The situation in Iraq has improved dramatically, but has it gotten so good that interpreters for U.S. forces can walk around unmasked? The U.S. military seems to think so; it’s ordered “terps” to take off their masks or to take a hike. But the terps themselves have a different view. As reported by the Washington Post, many of these brave Iraqis, who have risked so much to aid U.S. forces, are terrified that they and their families will be killed if they reveal their identities. And with good cause: Many terps and their families have already been targeted by insurgents who know they are a weak link in the U.S. war effort.
The U.S. has not done right by these Iraqi heroes. Our government has done little to protect them, and has dragged its feet on letting them come to the U.S., where many of them desperately seek refuge. Now this. I can see why commanders would not want men in ski masks operating with their troops, but such concerns have to be weighed against the lives in the balance.

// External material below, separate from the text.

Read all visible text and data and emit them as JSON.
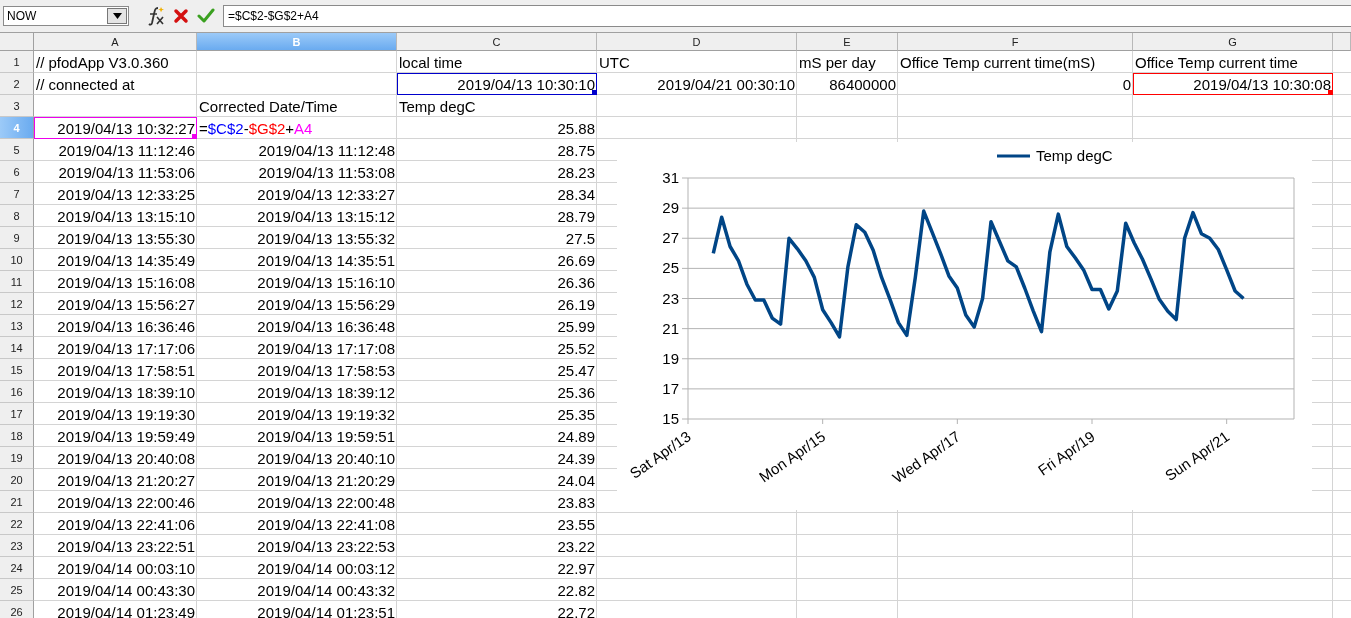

The U.S. treatment of our Iraqi interpreters once again goes to show what so many Hungarians, Vietnamese, and others have learned over the years: that it can be more dangerous to be America’s friend than to be its enemy.